Entries from a dataset of interfaces

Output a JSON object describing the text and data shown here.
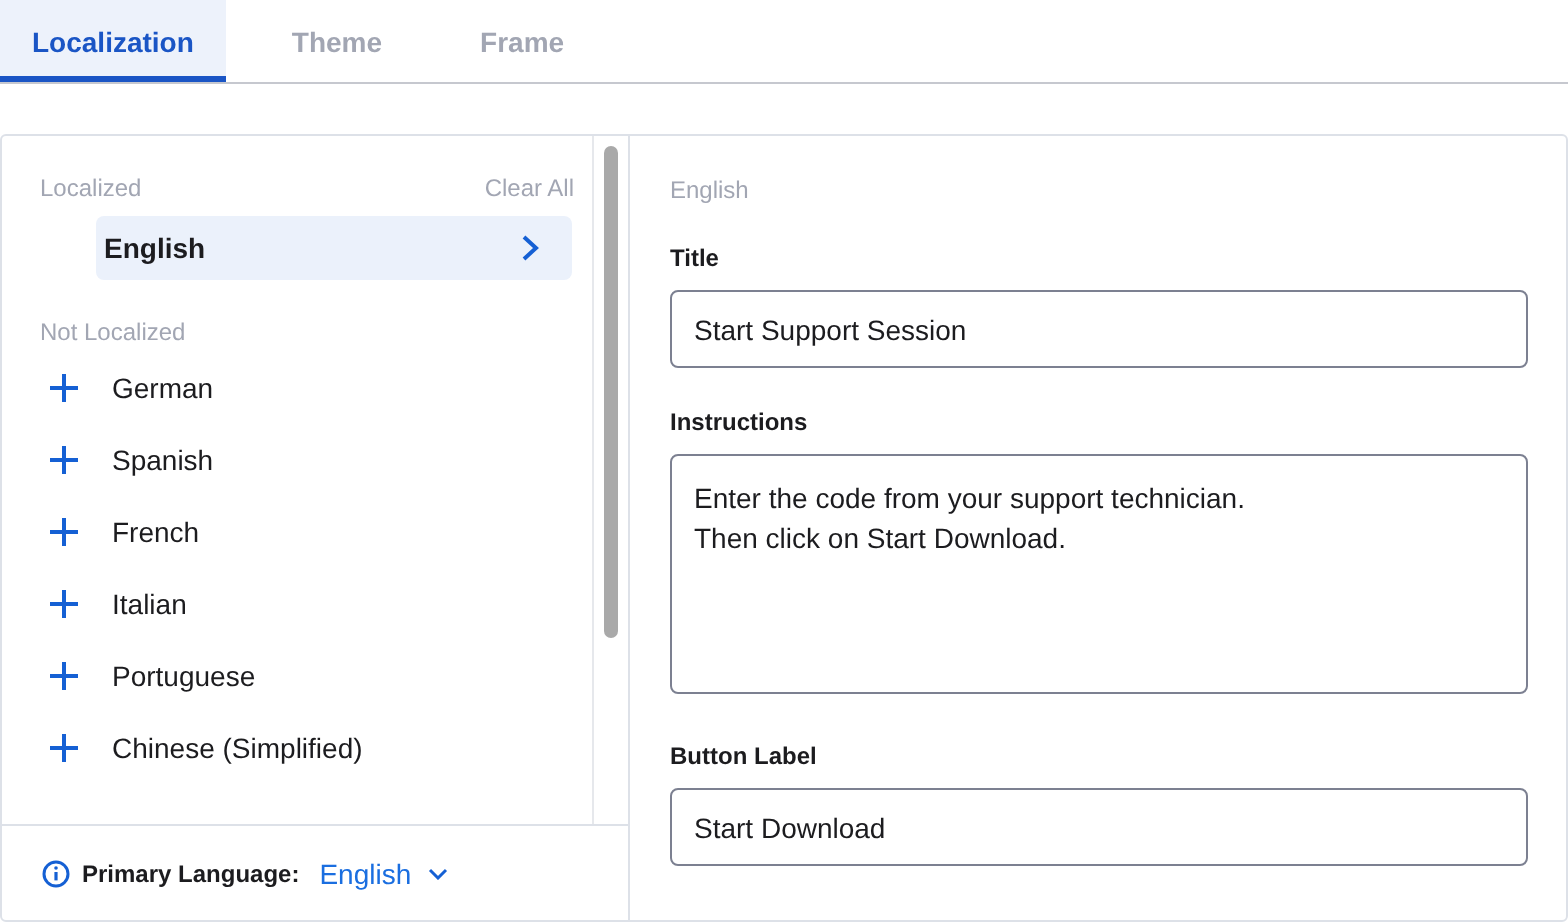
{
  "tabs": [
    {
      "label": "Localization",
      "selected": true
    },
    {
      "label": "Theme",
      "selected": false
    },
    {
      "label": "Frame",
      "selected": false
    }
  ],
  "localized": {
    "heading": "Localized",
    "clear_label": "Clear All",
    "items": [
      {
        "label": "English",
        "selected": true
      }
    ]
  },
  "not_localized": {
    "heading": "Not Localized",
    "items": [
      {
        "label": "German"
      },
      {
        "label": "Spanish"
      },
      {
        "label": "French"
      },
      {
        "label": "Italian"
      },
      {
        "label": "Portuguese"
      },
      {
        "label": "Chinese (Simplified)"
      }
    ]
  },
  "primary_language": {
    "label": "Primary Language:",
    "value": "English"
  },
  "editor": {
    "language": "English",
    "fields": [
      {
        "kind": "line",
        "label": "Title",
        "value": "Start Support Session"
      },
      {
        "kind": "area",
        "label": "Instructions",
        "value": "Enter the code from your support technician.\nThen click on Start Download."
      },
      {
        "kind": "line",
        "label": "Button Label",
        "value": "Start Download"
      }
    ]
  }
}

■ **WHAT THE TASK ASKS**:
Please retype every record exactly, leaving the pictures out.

■ **RESPONSE TO THIS TASK**:
Output a JSON object describing the text and data shown here.
{
  "tabs": [
    {
      "label": "Localization",
      "selected": true
    },
    {
      "label": "Theme",
      "selected": false
    },
    {
      "label": "Frame",
      "selected": false
    }
  ],
  "localized": {
    "heading": "Localized",
    "clear_label": "Clear All",
    "items": [
      {
        "label": "English",
        "selected": true
      }
    ]
  },
  "not_localized": {
    "heading": "Not Localized",
    "items": [
      {
        "label": "German"
      },
      {
        "label": "Spanish"
      },
      {
        "label": "French"
      },
      {
        "label": "Italian"
      },
      {
        "label": "Portuguese"
      },
      {
        "label": "Chinese (Simplified)"
      }
    ]
  },
  "primary_language": {
    "label": "Primary Language:",
    "value": "English"
  },
  "editor": {
    "language": "English",
    "fields": [
      {
        "kind": "line",
        "label": "Title",
        "value": "Start Support Session"
      },
      {
        "kind": "area",
        "label": "Instructions",
        "value": "Enter the code from your support technician.\nThen click on Start Download."
      },
      {
        "kind": "line",
        "label": "Button Label",
        "value": "Start Download"
      }
    ]
  }
}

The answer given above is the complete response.